On the trial the plaintiffs offered in evidence a certified transcript of the account of Baldwin, audited at the Treasury, in which he was charged as follows: “On account of militia, 20,000 dollars.” “ Pay of the army, 29,732 dollars 42 cents." Both sums paid him, as District Paymaster of the 5th Brigade of New-York Militia, by Governor Tompkins. He was credited in said account for disbursements made to said brigade, including his own pay and emoluments for services rendered the United States in 1812 and 1813, as follows: “On account of militia, 20,000 dollars : Pay of the army, 21,391 dollars 59 cents: and for subsistence, forage, clothing, and contingencies, 6,858 dollars 33 cents;" leaving him indebted to the United States this sum, 1,482 dollars 50 cents."
The defence set up by Willard was, that Baldwin had received only the 20,000 dollars to pay to the militia, which he
United States v. John Willard et al.
had applied to that purpose; but that the residue of the money received by him was to pay the regular troops, which, so far as it had been accounted for as paid, appeared to have been applied to pay them; and that he, Willard, as surety, was not liable for any sums advanced to Baldwin, except such as were advanced to pay the militia. .

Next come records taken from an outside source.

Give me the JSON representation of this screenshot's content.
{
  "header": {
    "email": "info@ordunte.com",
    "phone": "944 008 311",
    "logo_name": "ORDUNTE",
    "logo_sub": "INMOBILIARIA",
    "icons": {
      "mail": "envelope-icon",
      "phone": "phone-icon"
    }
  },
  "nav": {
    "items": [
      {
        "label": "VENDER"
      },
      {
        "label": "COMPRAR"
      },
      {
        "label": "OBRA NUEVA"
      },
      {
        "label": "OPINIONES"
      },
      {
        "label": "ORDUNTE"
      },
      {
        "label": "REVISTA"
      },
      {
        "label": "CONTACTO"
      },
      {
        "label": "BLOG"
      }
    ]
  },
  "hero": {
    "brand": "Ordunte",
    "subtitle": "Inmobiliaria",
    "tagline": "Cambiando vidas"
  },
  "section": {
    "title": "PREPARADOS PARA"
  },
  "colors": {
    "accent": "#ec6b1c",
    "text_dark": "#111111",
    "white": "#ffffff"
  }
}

To maintain this defence he called two witnesses, Elisha Jenkins and Robert Swartwout, who testified, that they were skilled in accounts, were quarter-masters during the war, and had seen accounts made out at the Treasury Department in relation to the quarter-masters' department: That they had examined the account in evidence, and should understand from it that 20,000 dollars only had been advanced to Baldwin to pay the militia, and that 29,732 dollars 42 cents had been advanced to pay the regular troops, and not the militia; and that the sum of 20,000 dollars had been disbursed in pay. ment of the militia ; and that the residue of the disbursements were in payment of the regular troops, and not the militia. They also testified, that Brigadier General Brown, of the militia, commanded said 5th brigade of militia in the county of St. Lawrence, and was commanding officer of the district : That said Brown would have had the command of all the regular troops in that county, unless there had been an officer there of the regular army of equal grade; and that it would have been Baldwin's duty, if so directed by General Brown, to pay the regular troops as well as the militia ; and that such regular troops would have been properly called and considered a part of said 5th brigade. They also stated, that a regiment of regular troops were stationed in said county during the period in question.
This testimony was objected to by the plaintiffs, but admitted by the Court, who charged the jury that they were to determine, from the account and the testimony offered, whether any monies had been advanced and paid on account of the re